Qualified medical evaluators are physicians certified by the California Division of Workers Compensation Medical Unit to examine injured workers and determine their eligibility for benefits, with a panel of three QMEs assigned to review cases of injured workers when there are disputes with the treating physician’s diagnosis.
But a 2018 study by the California Workers’ Compensation Research Institute found a 20% drop in the number of such doctors since 2012.
“That’s why there is such a concerted effort now to reenvision and reset the medical fee schedule,” said Alex Swedlow, president of the Oakland, California-based institute. A “more equitable fee schedule” might help, he added.
QMEs are described in legislative documents for A.B. 1832 — introduced on July 11 and set for a hearing on Aug. 11 — as the “(linchpin) of the workers compensation system.” The bill would raise the comp medical-legal fee schedule for QMEs and require the state to periodically raise reimbursements for medical care and is noted in legislative documents as an “urgency bill” aimed to reverse the current situation: “an all-time low of QMEs in the system,” documents state.
“Simply put, if an injured worker’s claim is contested, their lives are at a standstill until they receive a QME evaluation,” according to bill documents. Assembly member Rudy Salas, D-Bakersfield, sponsor of the bill, did not respond to requests for comment.
Why so many QMEs have left the California system is a question is at the heart of an ongoing audit of the Department of Industrial Relations, initiated earlier this year by Assembly member Blanca Rubio, D-Baldwin Park, who wrote to the state’s Joint Legislative Audit Committee, chaired by Assembly member Salas, requesting a legislative investigation of current statutes regarding QMEs, the issue of supply-and-demand, and how the department communicates with insurers, among other issues.
In her letter dated Feb. 19, she described the estimated low number—2,500 in early 2019—of QME physicians working in the state as an “epidemic” as the demand for their services continue to rise: 135,000 evaluations requested in 2017 compared to 65,000 in 2006.
“The DWC has failed to revise or update the QME fee schedule since 2006 … as a consequence QME physicians have been leaving in droves and the QME system is woefully understaffed,” wrote Assembly member Rubio, who did not respond to requests for comment.

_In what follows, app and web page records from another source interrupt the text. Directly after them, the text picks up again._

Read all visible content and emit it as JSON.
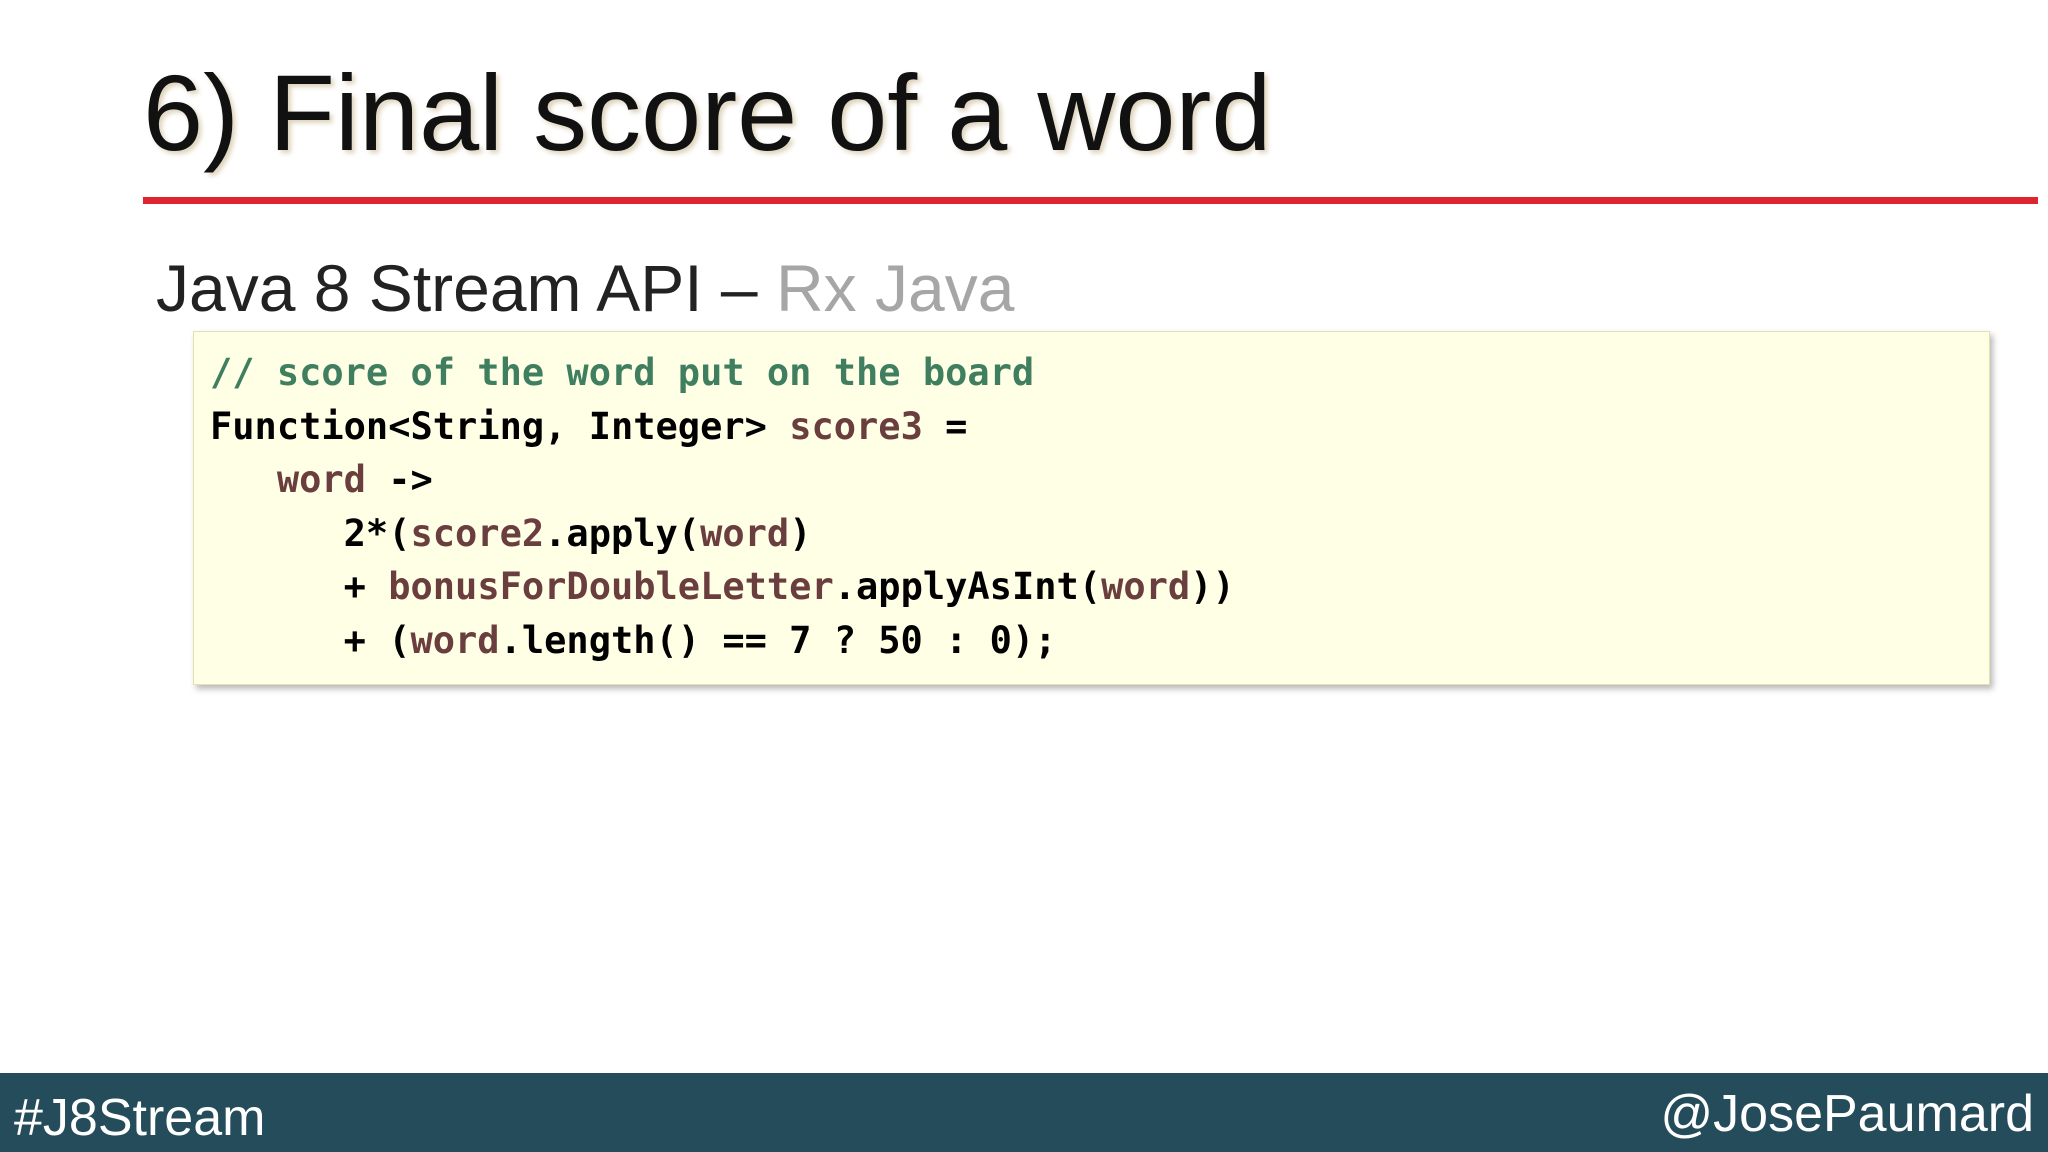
{
  "slide": {
    "title": "6) Final score of a word",
    "subtitle": {
      "main": "Java 8 Stream API – ",
      "muted": "Rx Java"
    },
    "code": {
      "line1": {
        "comment": "// score of the word put on the board"
      },
      "line2": {
        "a": "Function<String, Integer> ",
        "b": "score3",
        "c": " ="
      },
      "line3": {
        "indent": "   ",
        "a": "word",
        "b": " ->"
      },
      "line4": {
        "indent": "      ",
        "a": "2*(",
        "b": "score2",
        "c": ".apply(",
        "d": "word",
        "e": ")"
      },
      "line5": {
        "indent": "      ",
        "a": "+ ",
        "b": "bonusForDoubleLetter",
        "c": ".applyAsInt(",
        "d": "word",
        "e": "))"
      },
      "line6": {
        "indent": "      ",
        "a": "+ (",
        "b": "word",
        "c": ".length() == 7 ? 50 : 0);"
      }
    },
    "colors": {
      "accent_rule": "#e0242f",
      "code_background": "#ffffe6",
      "code_comment": "#3f7f5f",
      "code_variable": "#6a3e3e",
      "footer_background": "#254c5a"
    }
  },
  "footer": {
    "left": "#J8Stream",
    "right": "@JosePaumard"
  }
}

Meanwhile, the loss of QMEs in California is on a downward trend that has been at play for over a decade and was not curbed by the last raise in pay for doctors initiated in 2006, a department spokesman said.

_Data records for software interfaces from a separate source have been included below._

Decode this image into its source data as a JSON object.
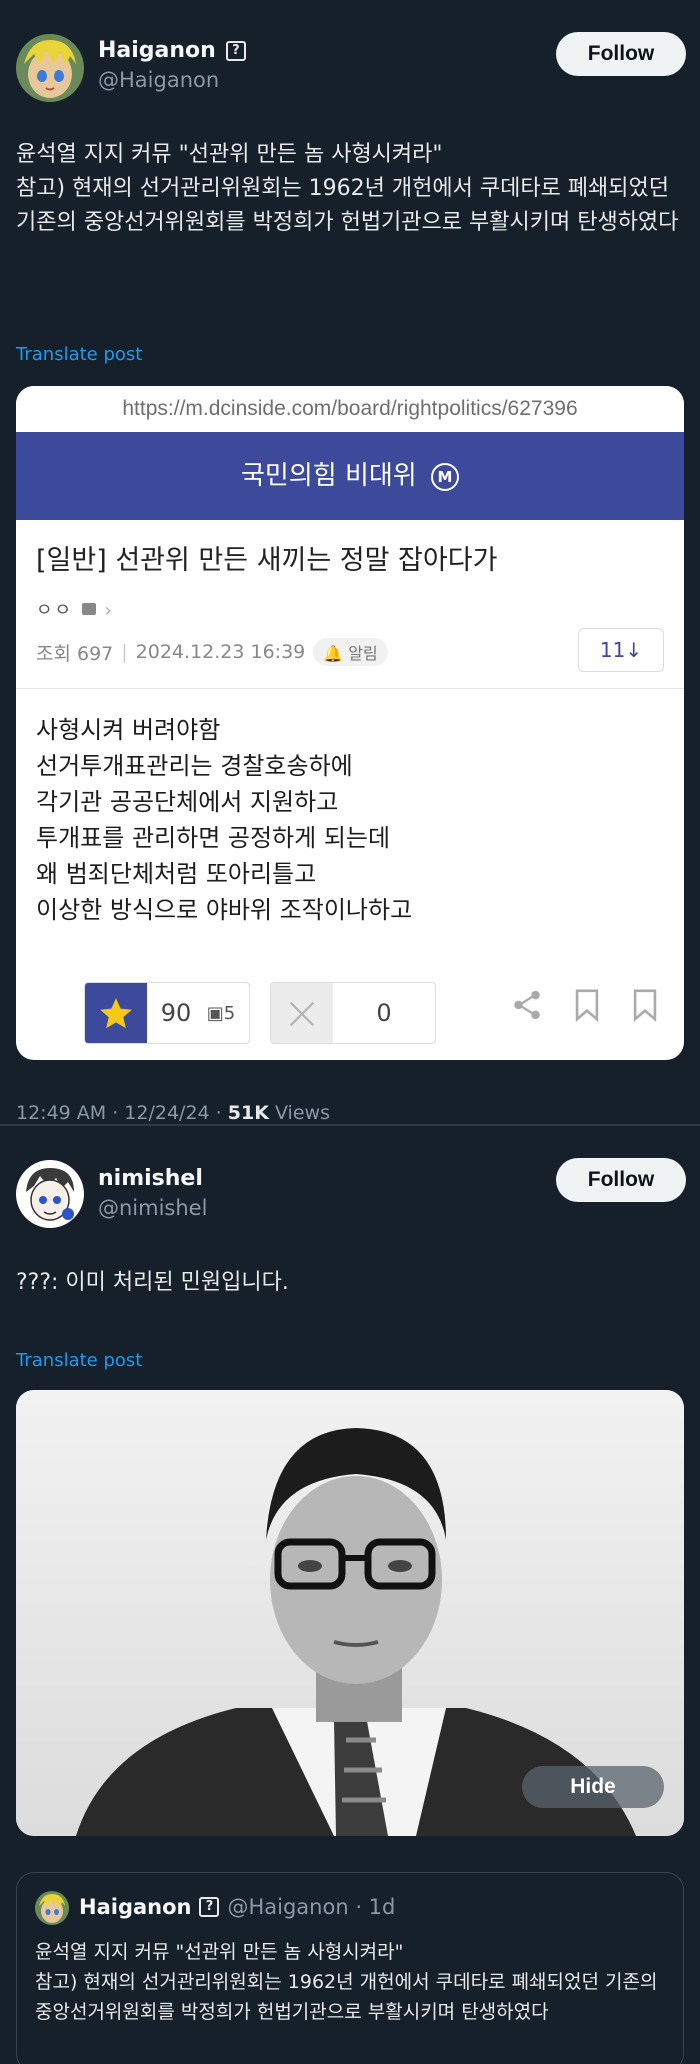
{
  "post1": {
    "author": {
      "name": "Haiganon",
      "handle": "@Haiganon"
    },
    "verified_glyph": "?",
    "follow_label": "Follow",
    "text": "윤석열 지지 커뮤 \"선관위 만든 놈 사형시켜라\"\n참고) 현재의 선거관리위원회는 1962년 개헌에서 쿠데타로 폐쇄되었던 기존의 중앙선거위원회를 박정희가 헌법기관으로 부활시키며 탄생하였다",
    "translate_label": "Translate post",
    "card": {
      "url": "https://m.dcinside.com/board/rightpolitics/627396",
      "banner": "국민의힘 비대위",
      "banner_badge": "M",
      "title": "[일반] 선관위 만든 새끼는 정말 잡아다가",
      "author_dots": "ㅇㅇ",
      "views": "조회 697",
      "date": "2024.12.23 16:39",
      "alarm": "알림",
      "comment_count": "11↓",
      "body": "사형시켜 버려야함\n선거투개표관리는 경찰호송하에\n각기관 공공단체에서 지원하고\n투개표를 관리하면 공정하게 되는데\n왜 범죄단체처럼 또아리틀고\n이상한 방식으로 야바위  조작이나하고",
      "recommend": "90",
      "recommend_sub": "5",
      "downvote": "0"
    },
    "timestamp": "12:49 AM · 12/24/24 · ",
    "views_count": "51K",
    "views_label": " Views"
  },
  "post2": {
    "author": {
      "name": "nimishel",
      "handle": "@nimishel"
    },
    "follow_label": "Follow",
    "text": "???: 이미 처리된 민원입니다.",
    "translate_label": "Translate post",
    "hide_label": "Hide",
    "quote": {
      "name": "Haiganon",
      "verified_glyph": "?",
      "handle_time": "@Haiganon · 1d",
      "text": "윤석열 지지 커뮤 \"선관위 만든 놈 사형시켜라\"\n참고) 현재의 선거관리위원회는 1962년 개헌에서 쿠데타로 폐쇄되었던 기존의 중앙선거위원회를 박정희가 헌법기관으로 부활시키며 탄생하였다"
    }
  },
  "colors": {
    "background": "#15202b",
    "link": "#1d9bf0",
    "dc_brand": "#3d4a9c"
  }
}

The Division of Workers’ Compensation is aware that the numbers of qualified medical examiners have declined,” the spokesman wrote. “This is not a recent development. DWC increased the fee schedule in 2006 primarily for this reason, but it did not reverse the decline of QMEs. No empirical studies have been done specifically in regard to whether the fees are the issue.”

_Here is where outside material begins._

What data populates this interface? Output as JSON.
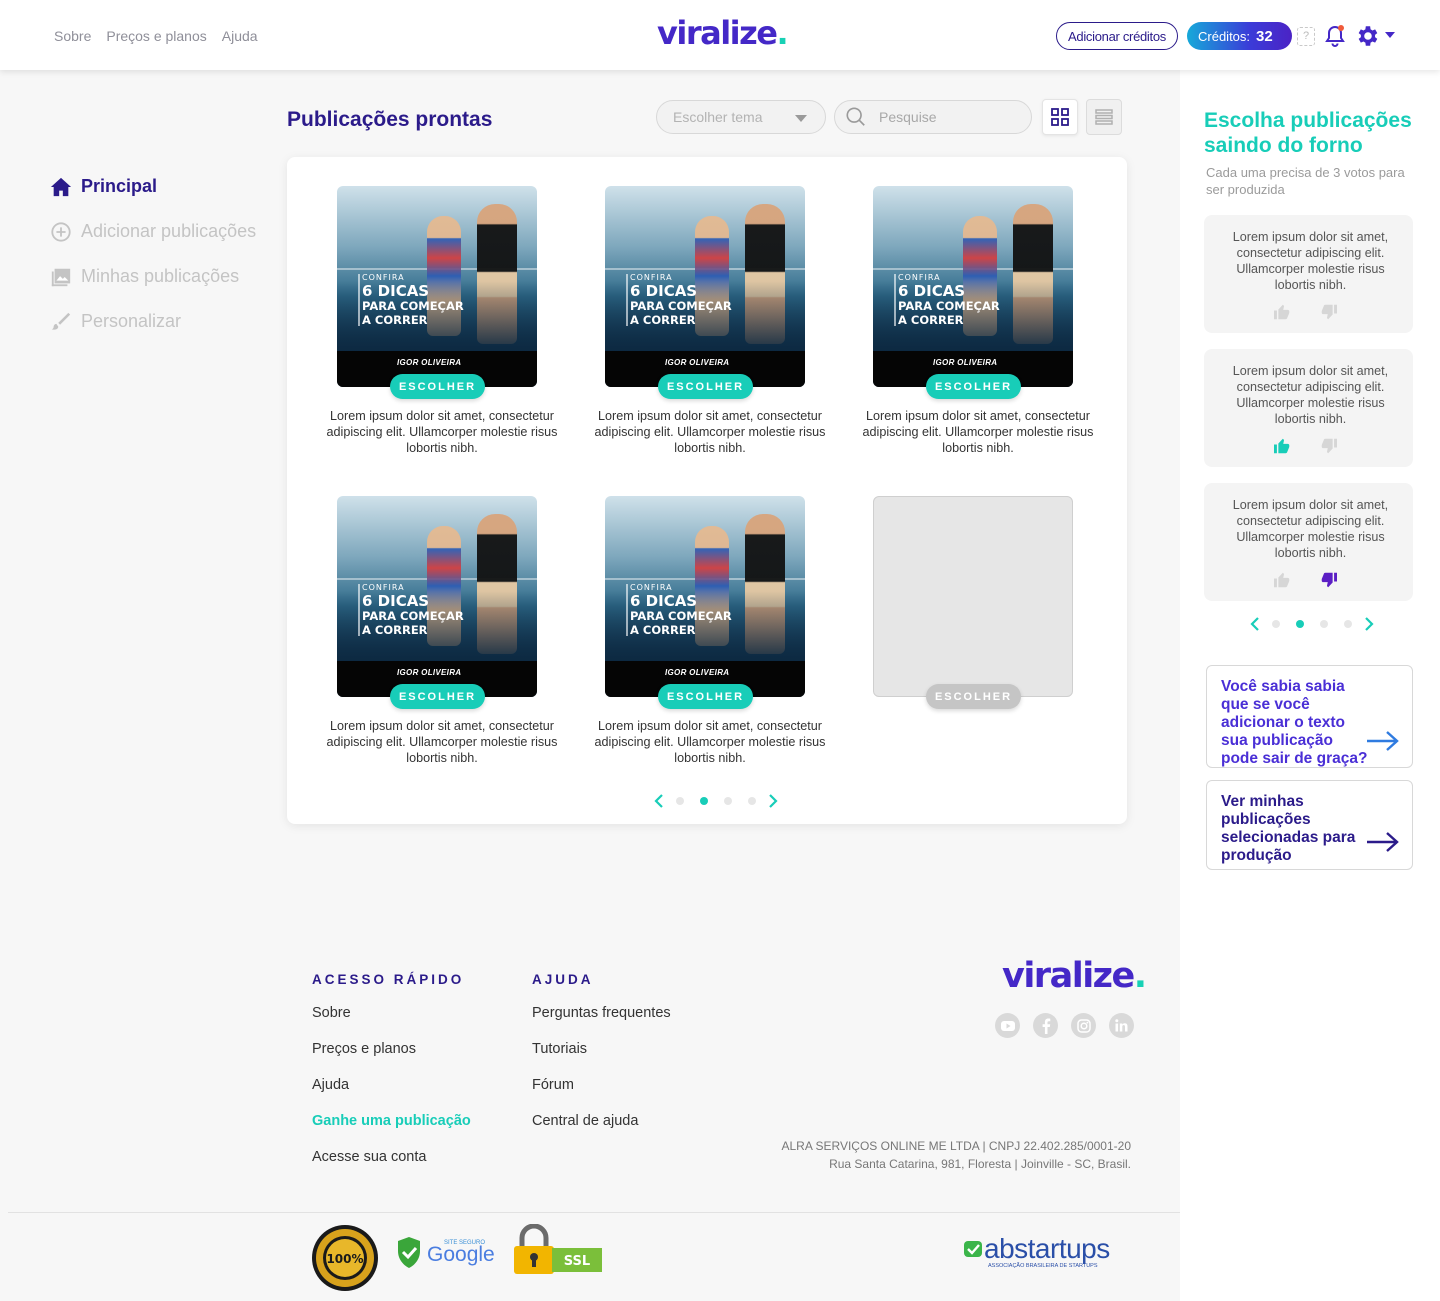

While other stakeholders say pay is a top concern, another issue has been the state failing to renew licenses for QMEs, according to attorney Nicholas Roxborough, a Los Angeles-based partner at Roxborough, Pomerance, Nye & Adreani LLP.
Mr. Roxborough represented several comp doctors who accused the Department of Industrial Relations in 2017 of relying on “underground regulations” to its medical billing rules to deny their reappointment as qualified medical evaluators. That case was settled in 2018.
“They left the system because they were kicked out,” said Mr. Roxborough, adding that many did not want to deal with the process. “QMEs said it seems like a mess.”
Doctors working as QMEs can make up to $50,000 a year, but that figure would be closer to $500,000 working for the private sector, he said.
Mr. Roxborough called the bill a “great start” and said the move would likely reverse the trend of doctors leaving the comp system.
“The QME community has been waiting for years for the DWC to update their regulations – to revisit this issue. If the word got out that you are at 2019 price points then yes, they will come back. It’s not rocket science.”
A significant drop in the number of qualified medical evaluators in California has experts concerned about the potential effect on injured workers and their employers and urging state regulators to staff up.